|An alphabetical listing of the insect Orders considered in this key.|
The Beetles. This group has both aquatic larval and adults. A very diverse group commonly collected in the state.
The Springtails. Most members of this group are soil dwelling insects although a few groups are aquatic. They are generally very small in size and may be overlooked in many cases.
The flies and mosquitoes. This is another large and diverse group, although only the larvae are usually aquatic.
The Mayflies. These insects spend most of their lifecycle as aquatic larvae with the adults living only a few days. Their larvae are commonly collected.
The True Bugs.

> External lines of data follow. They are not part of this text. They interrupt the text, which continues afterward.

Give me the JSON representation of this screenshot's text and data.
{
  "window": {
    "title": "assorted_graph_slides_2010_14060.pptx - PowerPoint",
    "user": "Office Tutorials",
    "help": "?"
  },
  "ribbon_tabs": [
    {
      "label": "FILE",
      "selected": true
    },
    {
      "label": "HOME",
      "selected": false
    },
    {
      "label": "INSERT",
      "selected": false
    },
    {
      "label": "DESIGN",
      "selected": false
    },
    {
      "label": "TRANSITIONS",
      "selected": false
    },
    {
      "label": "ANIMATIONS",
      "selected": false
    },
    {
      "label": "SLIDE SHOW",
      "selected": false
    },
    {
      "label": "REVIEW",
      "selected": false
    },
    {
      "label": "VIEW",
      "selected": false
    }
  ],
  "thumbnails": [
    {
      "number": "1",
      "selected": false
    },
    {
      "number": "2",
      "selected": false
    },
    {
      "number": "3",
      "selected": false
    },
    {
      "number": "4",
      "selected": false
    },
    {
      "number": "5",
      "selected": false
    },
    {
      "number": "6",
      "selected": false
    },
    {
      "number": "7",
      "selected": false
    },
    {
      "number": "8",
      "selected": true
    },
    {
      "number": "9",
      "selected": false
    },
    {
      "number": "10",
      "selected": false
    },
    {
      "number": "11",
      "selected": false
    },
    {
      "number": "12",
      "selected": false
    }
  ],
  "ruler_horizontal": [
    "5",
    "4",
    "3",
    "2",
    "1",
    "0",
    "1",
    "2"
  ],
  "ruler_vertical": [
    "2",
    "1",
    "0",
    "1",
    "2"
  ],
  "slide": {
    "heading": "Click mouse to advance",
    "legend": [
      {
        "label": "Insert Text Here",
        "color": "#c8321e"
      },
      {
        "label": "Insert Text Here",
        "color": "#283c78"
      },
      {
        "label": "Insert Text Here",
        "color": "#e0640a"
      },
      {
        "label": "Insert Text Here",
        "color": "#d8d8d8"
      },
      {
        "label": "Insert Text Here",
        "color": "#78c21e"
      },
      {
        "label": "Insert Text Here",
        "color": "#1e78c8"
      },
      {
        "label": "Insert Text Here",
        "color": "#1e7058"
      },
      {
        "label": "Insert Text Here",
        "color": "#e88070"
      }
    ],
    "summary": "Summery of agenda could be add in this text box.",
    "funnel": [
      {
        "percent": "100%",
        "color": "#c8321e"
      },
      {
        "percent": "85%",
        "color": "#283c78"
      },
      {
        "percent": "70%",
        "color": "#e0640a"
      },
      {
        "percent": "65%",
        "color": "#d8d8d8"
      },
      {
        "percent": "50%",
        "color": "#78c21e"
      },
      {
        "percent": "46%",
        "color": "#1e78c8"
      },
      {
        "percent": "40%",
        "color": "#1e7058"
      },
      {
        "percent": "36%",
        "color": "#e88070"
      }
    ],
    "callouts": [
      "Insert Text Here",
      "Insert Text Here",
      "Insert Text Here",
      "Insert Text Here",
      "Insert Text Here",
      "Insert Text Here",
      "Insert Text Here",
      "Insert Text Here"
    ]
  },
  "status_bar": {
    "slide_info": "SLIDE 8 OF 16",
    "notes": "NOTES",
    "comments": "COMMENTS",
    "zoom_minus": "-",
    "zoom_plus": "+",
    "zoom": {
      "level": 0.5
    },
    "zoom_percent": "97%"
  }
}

A group of insects with their mouth modified into a piercing sucking tube. While the majority of insects in this group are terrestrial, there are quite a few types that have both aquatic larvae and adults.
The Butterflies and Moths. A few members of this group have aquatic larvae. Not commonly collected however.
The Fishflies and Dobsonflies. Another group with aquatic larvae and terrestrial adults. Not as commonly collected in North Dakota as some other groups.
The Lacewings and antlions. One genus in this group has aquatic larvae. Rarely collected in North Dakota.
The Dragonflies and Damselflies. Aquatic larvae and terrestrial adults. Both larvae and adults are efficient predators.
The Stoneflies. This group has aquatic larvae and terrestrial adults. Not as common as many other groups in North Dakota.
The Caddisflies. This group has aquatic larvae and pupae with the adults being terrestrial. Commonly known as the case makers, the larvae often make a retreat in which they live. Several common types make only a net like retreat. Commonly collected in North Dakota.